··· DATA FOR ANALYSIS ···

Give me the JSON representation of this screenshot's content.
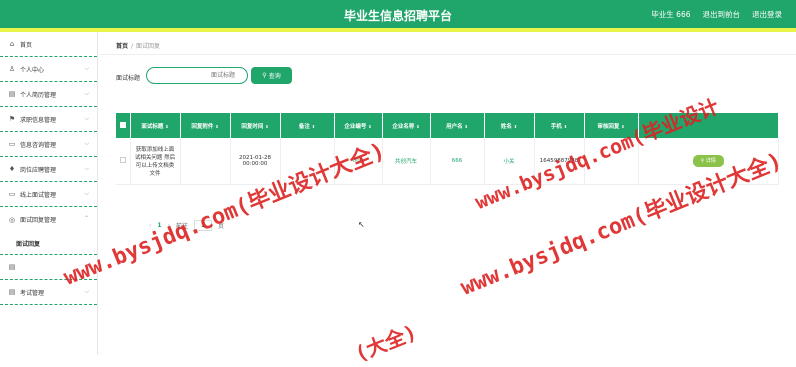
{
  "header": {
    "site_title": "毕业生信息招聘平台",
    "user_label": "毕业生 666",
    "back_label": "退出到前台",
    "logout_label": "退出登录"
  },
  "sidebar": {
    "items": [
      {
        "label": "首页",
        "icon": "home-icon",
        "glyph": "⌂"
      },
      {
        "label": "个人中心",
        "icon": "user-icon",
        "glyph": "♙"
      },
      {
        "label": "个人简历管理",
        "icon": "doc-icon",
        "glyph": "▤"
      },
      {
        "label": "求职信息管理",
        "icon": "flag-icon",
        "glyph": "⚑"
      },
      {
        "label": "信息咨询管理",
        "icon": "chat-icon",
        "glyph": "▭"
      },
      {
        "label": "岗位应聘管理",
        "icon": "mic-icon",
        "glyph": "♦"
      },
      {
        "label": "线上面试管理",
        "icon": "monitor-icon",
        "glyph": "▭"
      },
      {
        "label": "面试回复管理",
        "icon": "circle-icon",
        "glyph": "◎"
      },
      {
        "label": "面试回复",
        "icon": "",
        "glyph": ""
      },
      {
        "label": "考试管理",
        "icon": "folder-icon",
        "glyph": "▤"
      }
    ]
  },
  "breadcrumb": {
    "home": "首页",
    "current": "面试回复"
  },
  "search": {
    "label": "面试标题",
    "placeholder": "面试标题",
    "button": "查询"
  },
  "table": {
    "headers": [
      "面试标题",
      "回复附件",
      "回复时间",
      "备注",
      "企业编号",
      "企业名称",
      "用户名",
      "姓名",
      "手机",
      "审核回复",
      ""
    ],
    "rows": [
      {
        "title": "获取添加线上面试相关问题 然后可以上传文档类文件",
        "attachment": "",
        "time": "2021-01-28 00:00:00",
        "remark": "",
        "company_no": "000",
        "company_name": "共创汽车",
        "username": "666",
        "name": "小关",
        "phone": "16459887988",
        "review": "",
        "action": "详情"
      }
    ]
  },
  "pager": {
    "current": "1",
    "goto_label": "前往",
    "goto_value": "1",
    "page_unit": "页"
  },
  "watermark": {
    "text1": "www.bysjdq.com(毕业设计大全)",
    "text2": "www.bysjdq.com(毕业设计大全)",
    "text3": "www.bysjdq.com(毕业设计",
    "text4": "(大全)"
  },
  "colors": {
    "primary": "#20a56b",
    "accent": "#e8f44a",
    "review_button": "#8bc34a",
    "watermark": "#dd2222"
  }
}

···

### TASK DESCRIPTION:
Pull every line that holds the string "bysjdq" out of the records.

### EXPECTED OUTPUT:
    "text1": "www.bysjdq.com(毕业设计大全)",
    "text2": "www.bysjdq.com(毕业设计大全)",
    "text3": "www.bysjdq.com(毕业设计",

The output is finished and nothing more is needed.